As a developer, Urban Splash agonises about the choice of architects we use, and we spend hours with the designers discussing and refining the details and design of our buildings. But does it really make a difference?
I've been frustrated on many occasions by the mediocrity of a lot of the apartment buildings currently being developed, particularly in cities like Manchester and Birmingham, and even more annoyed that, despite their mediocrity, these apartments seem to sell well and, on occasions, extremely quickly.
I've never been able to understand why someone would choose a dull, poorly designed apartment when much better designed alternatives are available at similar prices.
Was all the time we spent picking sites, running architectural competitions to find the very best designers, pushing planning permissions and generally working hard to squeeze every bit of potential out of every site a waste of effort, when others were seemingly building absolutely average developments and selling them off plan?

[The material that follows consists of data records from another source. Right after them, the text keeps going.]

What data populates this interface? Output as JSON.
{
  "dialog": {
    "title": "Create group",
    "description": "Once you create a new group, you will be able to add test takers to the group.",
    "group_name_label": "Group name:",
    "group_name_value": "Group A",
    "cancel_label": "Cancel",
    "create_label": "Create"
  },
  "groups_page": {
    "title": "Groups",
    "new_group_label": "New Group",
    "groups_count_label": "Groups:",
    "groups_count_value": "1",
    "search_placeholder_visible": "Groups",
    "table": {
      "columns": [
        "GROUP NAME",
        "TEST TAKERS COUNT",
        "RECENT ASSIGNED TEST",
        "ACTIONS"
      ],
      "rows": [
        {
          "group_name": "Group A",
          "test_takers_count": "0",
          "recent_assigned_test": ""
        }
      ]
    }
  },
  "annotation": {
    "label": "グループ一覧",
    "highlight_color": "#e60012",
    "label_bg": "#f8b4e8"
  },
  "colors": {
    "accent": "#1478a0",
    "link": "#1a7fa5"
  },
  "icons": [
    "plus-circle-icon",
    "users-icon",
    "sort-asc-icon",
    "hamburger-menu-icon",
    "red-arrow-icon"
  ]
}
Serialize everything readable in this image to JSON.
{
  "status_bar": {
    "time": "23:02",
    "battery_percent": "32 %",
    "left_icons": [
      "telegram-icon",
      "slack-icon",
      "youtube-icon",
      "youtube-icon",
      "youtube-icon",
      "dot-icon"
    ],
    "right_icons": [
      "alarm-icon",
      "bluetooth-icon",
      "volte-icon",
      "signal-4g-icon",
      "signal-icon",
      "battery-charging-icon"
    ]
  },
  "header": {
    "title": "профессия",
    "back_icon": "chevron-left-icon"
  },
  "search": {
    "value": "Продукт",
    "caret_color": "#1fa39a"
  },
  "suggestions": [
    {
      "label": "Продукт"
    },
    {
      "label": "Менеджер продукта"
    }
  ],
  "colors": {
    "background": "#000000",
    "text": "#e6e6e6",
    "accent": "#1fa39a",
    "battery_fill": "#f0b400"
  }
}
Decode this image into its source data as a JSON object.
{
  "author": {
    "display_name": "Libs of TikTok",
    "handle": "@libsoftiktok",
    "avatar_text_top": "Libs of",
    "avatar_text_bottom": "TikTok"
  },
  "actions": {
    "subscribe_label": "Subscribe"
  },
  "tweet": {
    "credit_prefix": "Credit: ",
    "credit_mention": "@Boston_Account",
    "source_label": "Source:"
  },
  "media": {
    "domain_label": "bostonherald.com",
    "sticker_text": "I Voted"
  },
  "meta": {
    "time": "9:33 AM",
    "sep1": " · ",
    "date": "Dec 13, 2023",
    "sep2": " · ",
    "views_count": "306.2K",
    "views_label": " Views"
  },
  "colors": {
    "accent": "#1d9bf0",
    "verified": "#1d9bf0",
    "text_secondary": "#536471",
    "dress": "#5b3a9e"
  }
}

However, two things reassured me last month.
The first was a visit to another development that I consider to be mediocre and had been surprised to learn was supposedly sold out many months ago. However, when I visited I found out in actual fact it wasn't sold out at all.
The second was Urban Splash's recent launch of the Rotunda in Birmingham.
Here we are working with Glenn Howells to turn the cylindrical landmark that was once the unloved Rotunda offices above the Bullring into 232 new apartments.
I think most people would agree that the residential market in Birmingham City Centre is quite difficult at present, with many developments unsold.
However, we launched the Rotunda and, within 20 minutes of the public launch, every apartment had been reserved.
I'm sure much of this was due to the interesting design by Glenn Howells alongside a great location and good marketing.
It is very reassuring that, when the market gets tough, great buildings, great locations and great design will always sell. Seeing the success of something like the Rotunda launch really reassured us that spending time, energy and resources on design not only makes for great buildings but makes great business sense as well.